One secondary character in particular stands out. He is very much a Renaissance man, a skilled and cultured individual, who plays an indispensable background role.
But because I’d already read David Mitchell’s later novel The Bone Clocks, I knew a bit more about this chap than ever becomes apparent in the novel. I knew he’s one of a race of immortal spirit beings locked in an eternal struggle with psychic non-corporeal vampires. Stop laughing, it’s another very good book with real sacrifice and tragedy.
You can read The Thousand Autumns ... without needing to know any of this. There is nothing overtly supernatural about it. There is a reference to this man being an ‘old soul’, and there is a bad guy who claims in a throwaway line to be 600 years old - though he is a deranged madman anyway, so maybe not to be taken seriously. But that’s all. But if you have read The Bone Clocks then you become aware that The Thousand Autumns ... describes a skirmish in the later novel’s battle, told from the points of view of bystanders who have no idea what is really going on and are applying their own understanding to - well, everything. It’s a glimpse of a much bigger picture inside Mitchell’s head that he reveals to his readers little by little.
Apparently Mitchell does this frequently - use and reuse characters in different books so that you can either read them as is, or be informed by a much deeper contextual understanding. I look forward to reading more of his stuff.
In fact, his style reminds me of … the Bible. Every book of the Bible must have been written to meet a specific need apparent to its author(s), but I wonder how many authors knew that their book would one day be bound together with 60+ other books, and would be read in the context of those other books? And in whose context their own book would be read? When Malachi wrote “Then suddenly the Lord you are seeking will come to his temple” did he know that one day the Lord Himself would do exactly that - appear in his temple, to the non-recognition of everyone?

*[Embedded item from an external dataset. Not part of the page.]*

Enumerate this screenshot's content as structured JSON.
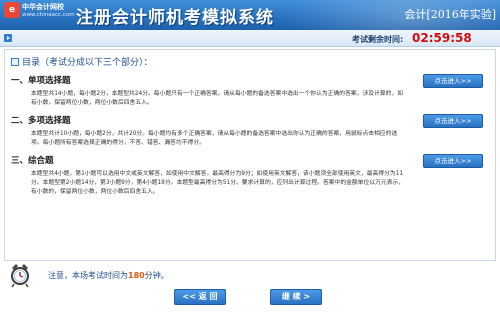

And I love to think that our own lives have a context, even if we don’t see it. The books of our lives can be seen in the context of the books of lives older than our own and not yet written, and one day we may have the privilege of seeing the biggest picture of all.